Dataset items:
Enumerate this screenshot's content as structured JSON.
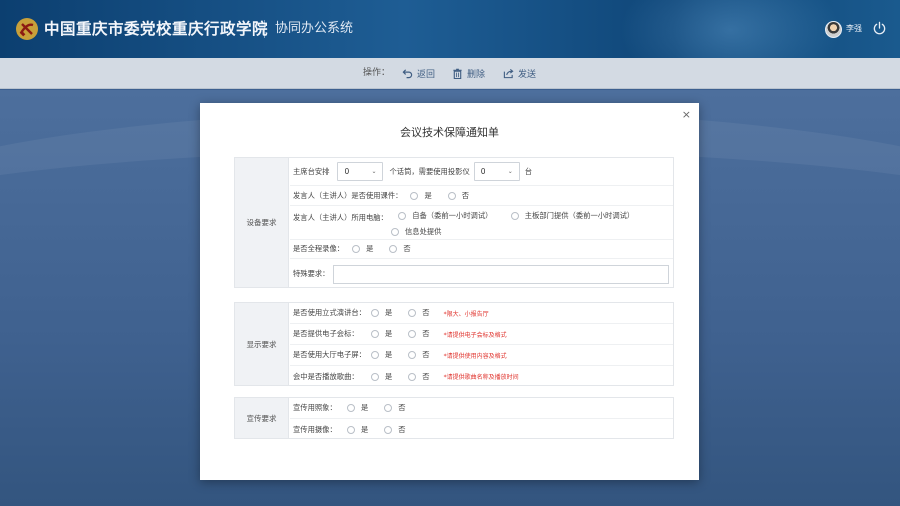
{
  "header": {
    "title": "中国重庆市委党校重庆行政学院",
    "subtitle": "协同办公系统",
    "user_name": "李强"
  },
  "toolbar": {
    "op_label": "操作：",
    "back_label": "返回",
    "delete_label": "删除",
    "send_label": "发送"
  },
  "modal": {
    "title": "会议技术保障通知单",
    "close_glyph": "×",
    "equipment": {
      "label": "设备要求",
      "row1": {
        "prefix": "主席台安排",
        "mic_value": "0",
        "middle": "个话筒，需要使用投影仪",
        "projector_value": "0",
        "suffix": "台"
      },
      "row2": {
        "question": "发言人（主讲人）是否使用课件：",
        "yes": "是",
        "no": "否"
      },
      "row3": {
        "question": "发言人（主讲人）所用电脑：",
        "opt1": "自备（委前一小时调试）",
        "opt2": "主板部门提供（委前一小时调试）",
        "opt3": "信息处提供"
      },
      "row4": {
        "question": "是否全程录像：",
        "yes": "是",
        "no": "否"
      },
      "row5": {
        "question": "特殊要求：",
        "value": ""
      }
    },
    "display": {
      "label": "显示要求",
      "rows": [
        {
          "question": "是否使用立式演讲台：",
          "yes": "是",
          "no": "否",
          "note": "*限大、小报告厅"
        },
        {
          "question": "是否提供电子会标：",
          "yes": "是",
          "no": "否",
          "note": "*请提供电子会标及格式"
        },
        {
          "question": "是否使用大厅电子屏：",
          "yes": "是",
          "no": "否",
          "note": "*请提供使用内容及格式"
        },
        {
          "question": "会中是否播放歌曲：",
          "yes": "是",
          "no": "否",
          "note": "*请提供歌曲名称及播放时间"
        }
      ]
    },
    "publicity": {
      "label": "宣传要求",
      "rows": [
        {
          "question": "宣传用照象：",
          "yes": "是",
          "no": "否"
        },
        {
          "question": "宣传用摄像：",
          "yes": "是",
          "no": "否"
        }
      ]
    }
  }
}
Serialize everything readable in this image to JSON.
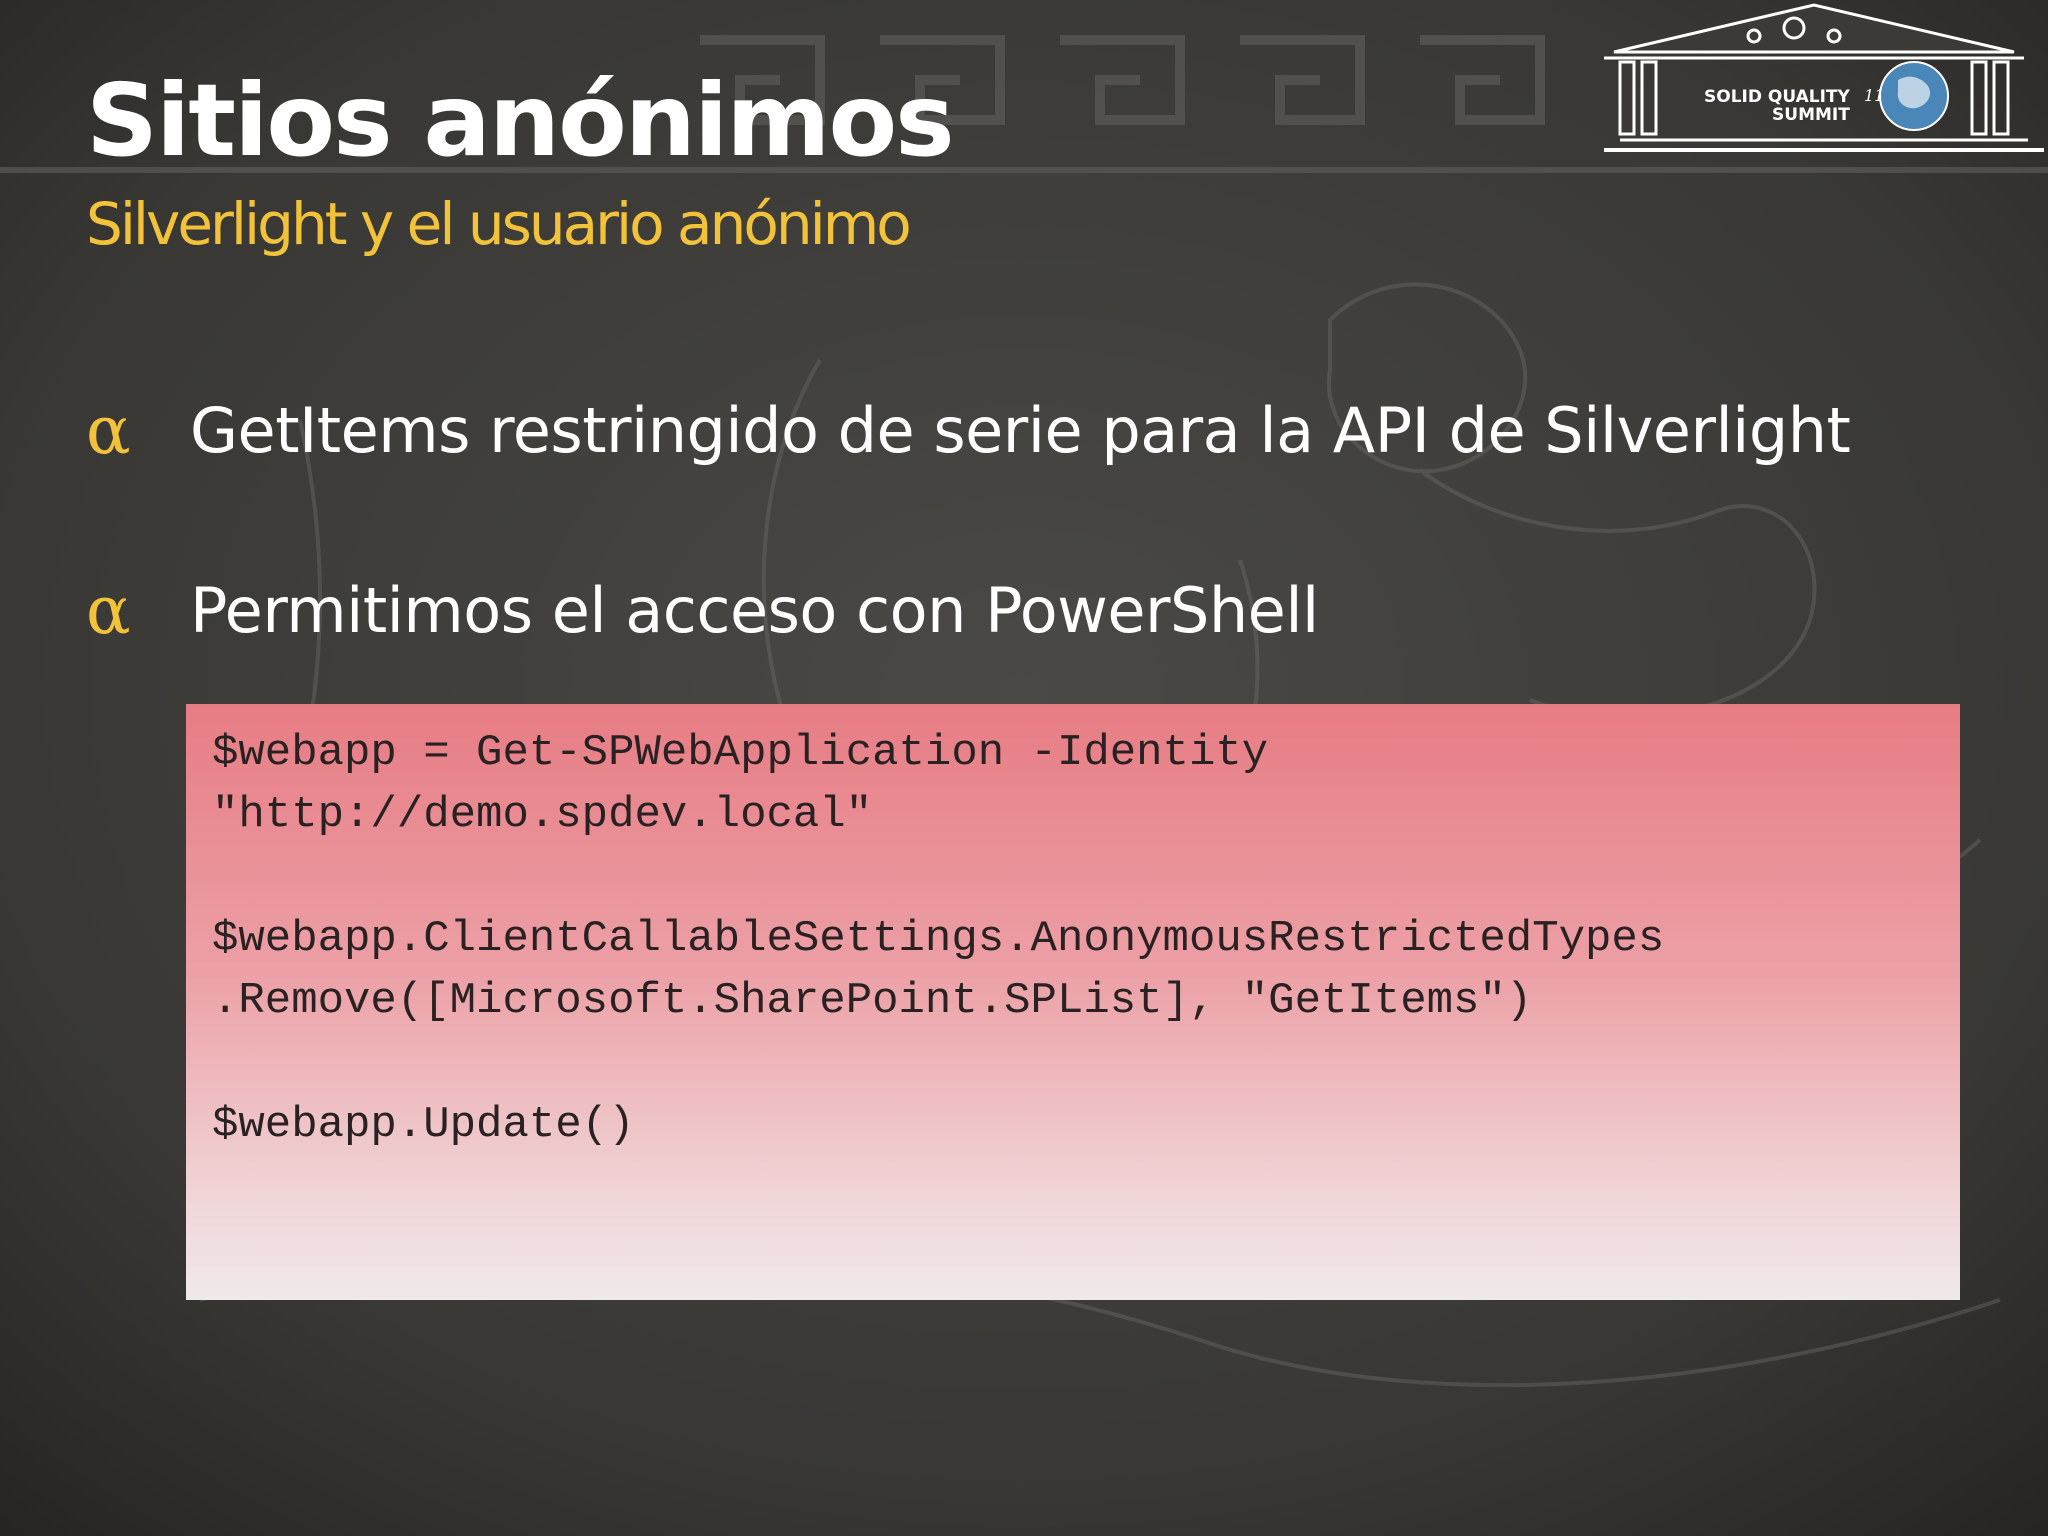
{
  "slide": {
    "title": "Sitios anónimos",
    "subtitle": "Silverlight y el usuario anónimo",
    "bullet_glyph": "α",
    "bullets": [
      {
        "text": "GetItems restringido de serie para la API de Silverlight"
      },
      {
        "text": "Permitimos el acceso con PowerShell"
      }
    ],
    "code": {
      "lines": [
        "$webapp = Get-SPWebApplication -Identity",
        "\"http://demo.spdev.local\"",
        "",
        "$webapp.ClientCallableSettings.AnonymousRestrictedTypes",
        ".Remove([Microsoft.SharePoint.SPList], \"GetItems\")",
        "",
        "$webapp.Update()"
      ]
    }
  },
  "logo": {
    "line1": "SOLID QUALITY",
    "line2": "SUMMIT",
    "edition": "11"
  },
  "colors": {
    "accent": "#f2c23a",
    "title": "#ffffff",
    "code_bg_top": "#e77c84",
    "code_bg_bottom": "#efe9ea"
  }
}
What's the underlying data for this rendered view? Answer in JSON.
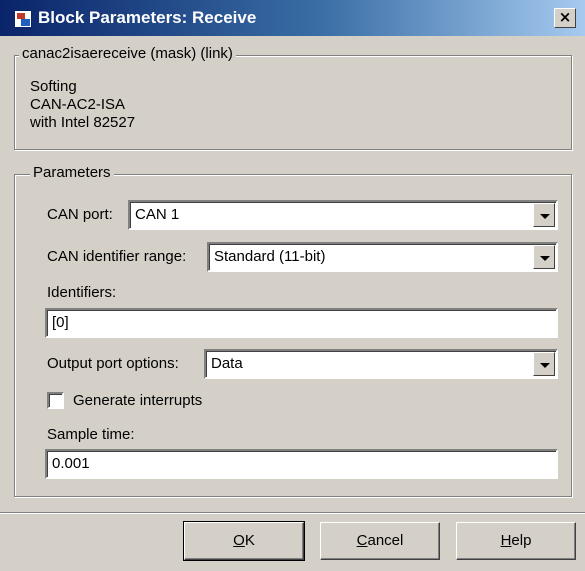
{
  "window": {
    "title": "Block Parameters: Receive",
    "close_glyph": "×"
  },
  "mask_group": {
    "legend": "canac2isaereceive (mask) (link)",
    "description_lines": [
      "Softing",
      "CAN-AC2-ISA",
      "with Intel 82527"
    ]
  },
  "parameters": {
    "legend": "Parameters",
    "can_port": {
      "label": "CAN port:",
      "value": "CAN 1"
    },
    "id_range": {
      "label": "CAN identifier range:",
      "value": "Standard (11-bit)"
    },
    "identifiers": {
      "label": "Identifiers:",
      "value": "[0]"
    },
    "output_port": {
      "label": "Output port options:",
      "value": "Data"
    },
    "generate_interrupts": {
      "label": "Generate interrupts",
      "checked": false
    },
    "sample_time": {
      "label": "Sample time:",
      "value": "0.001"
    }
  },
  "buttons": {
    "ok": {
      "mnemonic": "O",
      "rest": "K"
    },
    "cancel": {
      "mnemonic": "C",
      "rest": "ancel"
    },
    "help": {
      "mnemonic": "H",
      "rest": "elp"
    }
  }
}
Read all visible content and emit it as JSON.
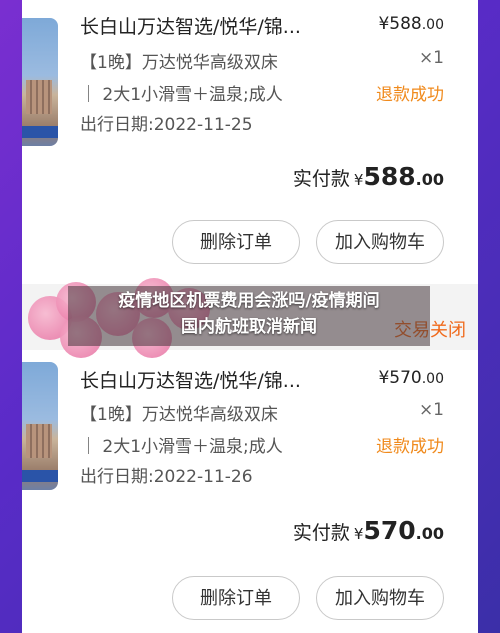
{
  "banner": {
    "line1": "疫情地区机票费用会涨吗/疫情期间",
    "line2": "国内航班取消新闻"
  },
  "orders": [
    {
      "title": "长白山万达智选/悦华/锦...",
      "price": "¥588",
      "price_dec": ".00",
      "spec_line1": "【1晚】万达悦华高级双床",
      "spec_line2": "｜ 2大1小滑雪＋温泉;成人",
      "spec_line3": "出行日期:2022-11-25",
      "qty": "×1",
      "refund_status": "退款成功",
      "paid_label": "实付款",
      "paid_currency": "¥",
      "paid_amount": "588",
      "paid_dec": ".00",
      "btn_delete": "删除订单",
      "btn_cart": "加入购物车"
    },
    {
      "title": "长白山万达智选/悦华/锦...",
      "price": "¥570",
      "price_dec": ".00",
      "spec_line1": "【1晚】万达悦华高级双床",
      "spec_line2": "｜ 2大1小滑雪＋温泉;成人",
      "spec_line3": "出行日期:2022-11-26",
      "qty": "×1",
      "refund_status": "退款成功",
      "paid_label": "实付款",
      "paid_currency": "¥",
      "paid_amount": "570",
      "paid_dec": ".00",
      "btn_delete": "删除订单",
      "btn_cart": "加入购物车"
    }
  ],
  "order2_status": "交易关闭",
  "colors": {
    "accent_orange": "#f08a1c",
    "background_purple": "#5a2bc8"
  }
}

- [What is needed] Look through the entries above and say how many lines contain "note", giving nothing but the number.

- [Task answer] 4